Instead they have rehashed previous positions and in doing so risk being on the wrong side of history as citizens, cities and businesses increasingly take the lead in scaling up the just transition away from fossil fuels to a world powered by 100% renewable energy.

‘The G20 leaders failed to grapple their chance to show to the world community that they can be united to deal with the challenges we are confronted with,’ said Wendel Trio, director of Climate Action Network Europe. ‘Now was the time to be strong on tackling climate change and fossil fuel pollution. And we are disappointed our leaders failed to do so.’

“A broad and diverse range of civil society, non-profits and advocacy groups from across Turkey and the wider international climate and development movement all worked co-operatively to develop a set of four clear asks for G20 Leaders to meaningfully address the great climate challenge facing us,” Barış Karapınar, General Manager of TEMA Foundation said.

There was no significant progress made on any of these core asks:

  1. A complete and total end to ALL fossil fuel subsidies.
  2. Stop our financial risk from climate impacts and action; demanding the G20 set a clear plan by 2018 to stress test all spending against its compatibility with global climate commitments.
  3. An immediate end to all investment plans for the expansion of existing and all new coal fired powered plants and mines in Turkey.
  4. G20 leaders to unequivocally state their support for a long-term goal and ambition mechanism in Paris.

The climate movement stands for peace and solidarity - our members around the world have been deeply affected by the dreadful events that have taken place in Paris and Beirut and stand in solidarity with the victims. These events have pushed the G20 agenda in the direction of a strong and necessary focus on security.

“Climate change will only increase conflict, increase violence and play a role in even greater geopolitical conflicts and mass migration of desperate refugees,” Efe Baysal from Yuva Association said.

Groups as diverse as The Pentagon, the US Department of Defence, The Atlantic Council, NATO, the Global Military Advisory Council On Climate Change (GMACC), the Council for Security Cooperation in the Asia Pacific (CSCAP) and the Australian Defence Force have all concluded that climate change is one of the most serious security threats to the globe and that serious and immediate action is required. “The G20 leaders have failed to grasp this most basic of facts that the science illustrates so compellingly,” added Mustafa Özgür Berke.

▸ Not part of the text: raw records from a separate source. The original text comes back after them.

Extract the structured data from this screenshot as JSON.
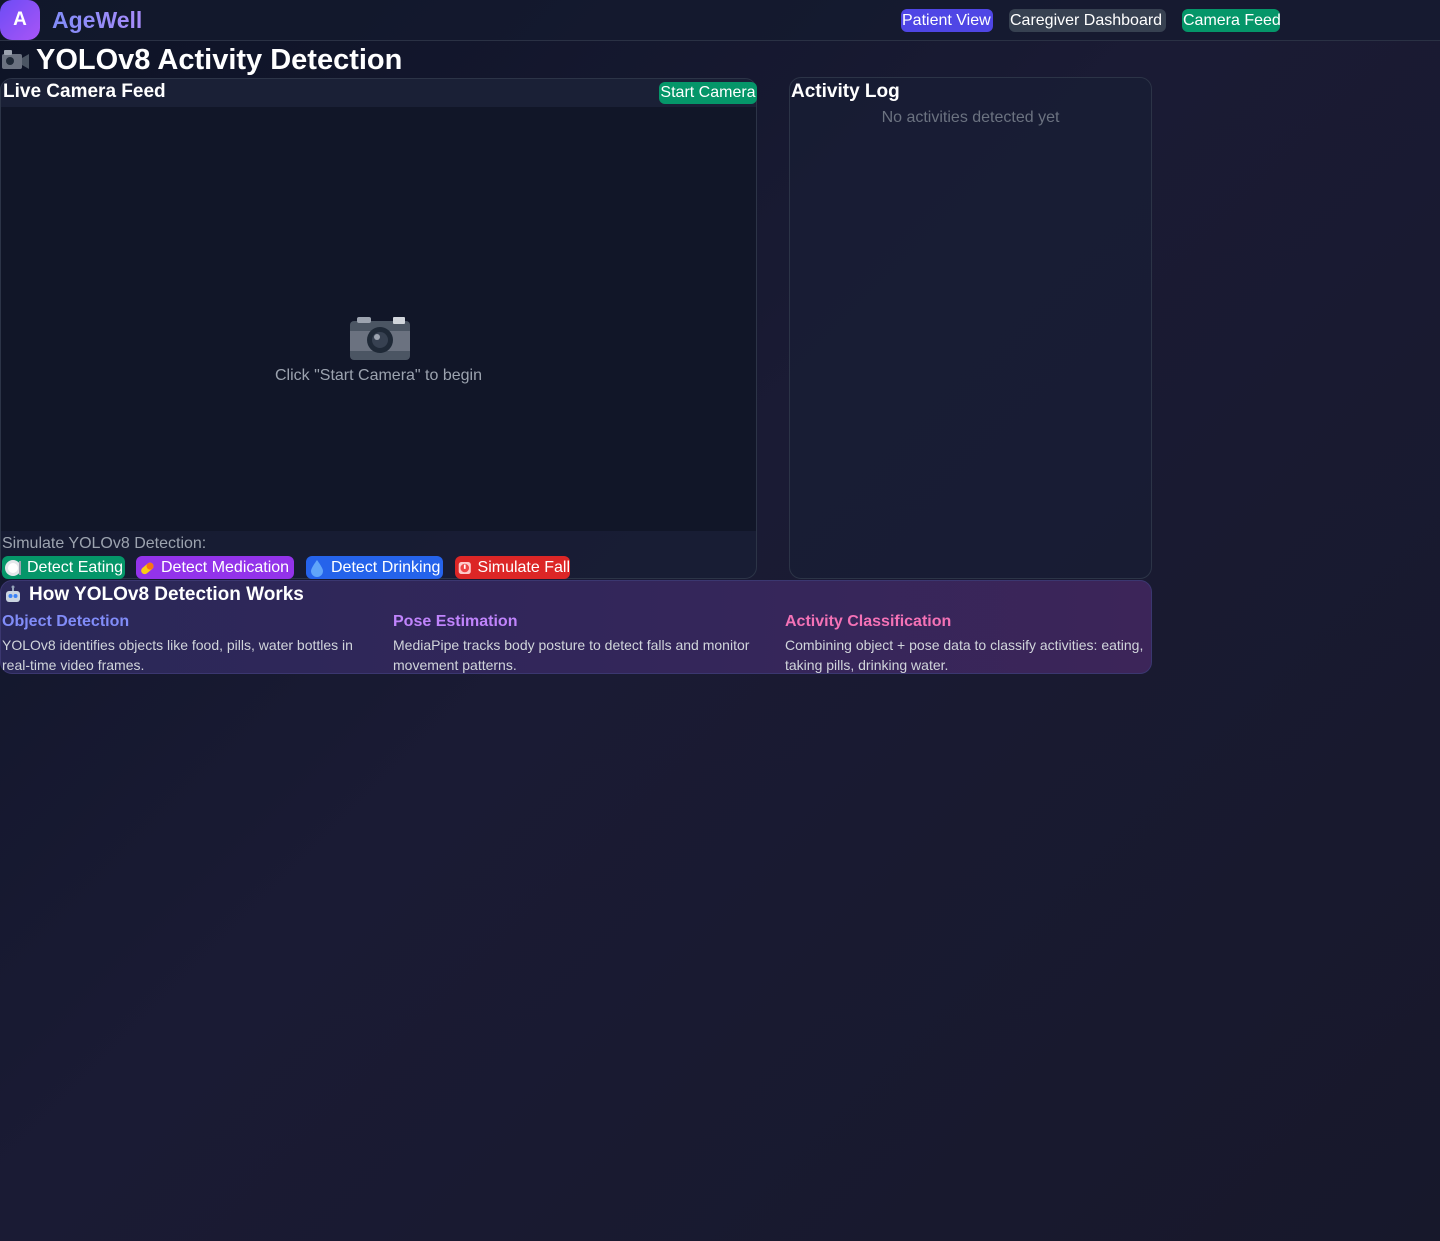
{
  "app": {
    "logo_letter": "A",
    "name": "AgeWell"
  },
  "nav": {
    "patient_view": "Patient View",
    "caregiver_dashboard": "Caregiver Dashboard",
    "camera_feed": "Camera Feed"
  },
  "page": {
    "title": "YOLOv8 Activity Detection"
  },
  "feed": {
    "title": "Live Camera Feed",
    "start_button": "Start Camera",
    "hint": "Click \"Start Camera\" to begin",
    "simulate_label": "Simulate YOLOv8 Detection:",
    "buttons": {
      "eating": "Detect Eating",
      "medication": "Detect Medication",
      "drinking": "Detect Drinking",
      "fall": "Simulate Fall"
    }
  },
  "log": {
    "title": "Activity Log",
    "empty": "No activities detected yet"
  },
  "how": {
    "title": "How YOLOv8 Detection Works",
    "columns": [
      {
        "heading": "Object Detection",
        "text": "YOLOv8 identifies objects like food, pills, water bottles in real-time video frames."
      },
      {
        "heading": "Pose Estimation",
        "text": "MediaPipe tracks body posture to detect falls and monitor movement patterns."
      },
      {
        "heading": "Activity Classification",
        "text": "Combining object + pose data to classify activities: eating, taking pills, drinking water."
      }
    ]
  },
  "colors": {
    "accent": "#4f46e5",
    "success": "#059669",
    "purple": "#9333ea",
    "blue": "#2563eb",
    "danger": "#dc2626"
  }
}
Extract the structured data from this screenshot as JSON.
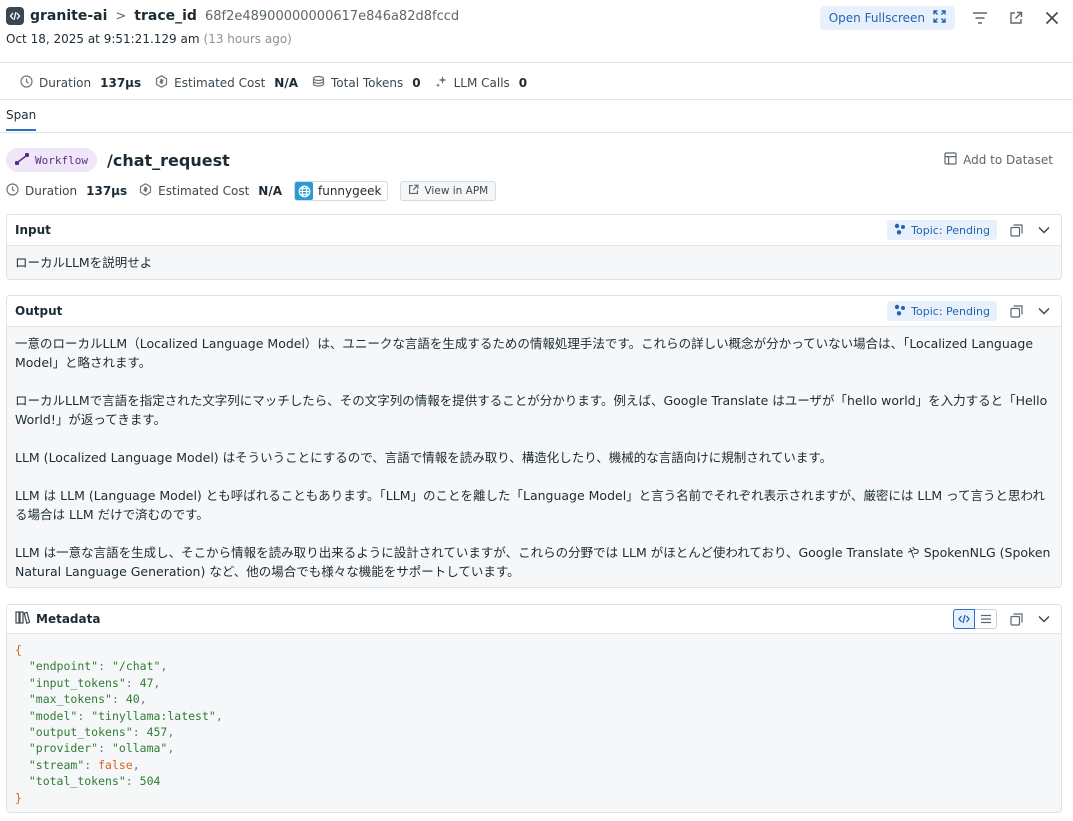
{
  "header": {
    "app_name": "granite-ai",
    "separator": ">",
    "trace_label": "trace_id",
    "trace_id": "68f2e48900000000617e846a82d8fccd",
    "timestamp": "Oct 18, 2025 at 9:51:21.129 am",
    "relative_time": "(13 hours ago)",
    "open_fullscreen_label": "Open Fullscreen"
  },
  "summary": {
    "duration_label": "Duration",
    "duration_value": "137µs",
    "cost_label": "Estimated Cost",
    "cost_value": "N/A",
    "tokens_label": "Total Tokens",
    "tokens_value": "0",
    "llm_calls_label": "LLM Calls",
    "llm_calls_value": "0"
  },
  "tabs": [
    {
      "label": "Span",
      "active": true
    }
  ],
  "span": {
    "kind": "Workflow",
    "name": "/chat_request",
    "add_dataset_label": "Add to Dataset",
    "duration_label": "Duration",
    "duration_value": "137µs",
    "cost_label": "Estimated Cost",
    "cost_value": "N/A",
    "user": "funnygeek",
    "apm_label": "View in APM"
  },
  "input_panel": {
    "title": "Input",
    "topic_label": "Topic: Pending",
    "text": "ローカルLLMを説明せよ"
  },
  "output_panel": {
    "title": "Output",
    "topic_label": "Topic: Pending",
    "paragraphs": [
      "一意のローカルLLM（Localized Language Model）は、ユニークな言語を生成するための情報処理手法です。これらの詳しい概念が分かっていない場合は、「Localized Language Model」と略されます。",
      "ローカルLLMで言語を指定された文字列にマッチしたら、その文字列の情報を提供することが分かります。例えば、Google Translate はユーザが「hello world」を入力すると「Hello World!」が返ってきます。",
      "LLM (Localized Language Model) はそういうことにするので、言語で情報を読み取り、構造化したり、機械的な言語向けに規制されています。",
      "LLM は LLM (Language Model) とも呼ばれることもあります。「LLM」のことを離した「Language Model」と言う名前でそれぞれ表示されますが、厳密には LLM って言うと思われる場合は LLM だけで済むのです。",
      "LLM は一意な言語を生成し、そこから情報を読み取り出来るように設計されていますが、これらの分野では LLM がほとんど使われており、Google Translate や SpokenNLG (Spoken Natural Language Generation) など、他の場合でも様々な機能をサポートしています。"
    ]
  },
  "metadata_panel": {
    "title": "Metadata",
    "open_brace": "{",
    "close_brace": "}",
    "entries": [
      {
        "key": "\"endpoint\"",
        "value": "\"/chat\"",
        "type": "str"
      },
      {
        "key": "\"input_tokens\"",
        "value": "47",
        "type": "num"
      },
      {
        "key": "\"max_tokens\"",
        "value": "40",
        "type": "num"
      },
      {
        "key": "\"model\"",
        "value": "\"tinyllama:latest\"",
        "type": "str"
      },
      {
        "key": "\"output_tokens\"",
        "value": "457",
        "type": "num"
      },
      {
        "key": "\"provider\"",
        "value": "\"ollama\"",
        "type": "str"
      },
      {
        "key": "\"stream\"",
        "value": "false",
        "type": "bool"
      },
      {
        "key": "\"total_tokens\"",
        "value": "504",
        "type": "num"
      }
    ]
  },
  "colors": {
    "accent": "#2d6fc0",
    "badge_bg": "#e8f1fb",
    "workflow_bg": "#efe7f7",
    "workflow_fg": "#5a2d8a",
    "json_key": "#2e7d32",
    "json_brace": "#d9631e"
  },
  "icons": {
    "app": "code-icon",
    "fullscreen": "expand-icon",
    "filter": "filter-icon",
    "external": "external-link-icon",
    "close": "close-icon",
    "duration": "clock-icon",
    "cost": "coin-icon",
    "tokens": "database-icon",
    "llm_calls": "sparkle-icon",
    "workflow": "workflow-icon",
    "dataset": "table-icon",
    "user": "globe-icon",
    "apm": "external-link-icon",
    "topic": "topic-cluster-icon",
    "copy": "copy-icon",
    "collapse": "chevron-down-icon",
    "metadata": "books-icon",
    "code_view": "code-icon",
    "list_view": "list-icon"
  }
}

“G20 members are currently spending 789 times more on fossil fuel subsidies than they are on the Green Climate Fund, and yet they say in the communiqué how critical this Fund is and climate finance is - this is patently obscene,” Ethemcan Turhan from the Ecology Collective added.

“Heads of State completely missed the point: as long as hundreds of billion of public dollars in fossil fuel subsidies are fueling climate change and its devastating consequences, we won't be able to build the world of solidarity, with a stable climate and 100% renewable energy we need." said Celia Gautier from Climate Action Network France.

“Now they have two more weeks to demonstrate the leadership needed to secure a successful deal at the Climate Summit in Paris. They must provide more money to help poor countries adapt, and commit to revisit and ratchet up their current inadequate national emissions reduction targets.” said Steve Price-Thomas, Oxfam’s Deputy Advocacy and Campaigns Director

“We must hope that these Leaders display the leadership in Paris that they failed to deliver here in Turkey on all matters to do with climate change, the most pressing of our global problems. The world is depending on it and the world is most certainly watching,” Ümit Şahin from İklim İçin (For the Climate Campaign) said.

About CAN: The Climate Action Network (CAN) is a worldwide network of over 950 Non-Governmental Organizations (NGOs) from over 110 countries working to promote government and individual action to limit human-induced climate change to ecologically sustainable levels.  

Contact: Mark Raven, CAN International, email:, phone: +90 53626 88406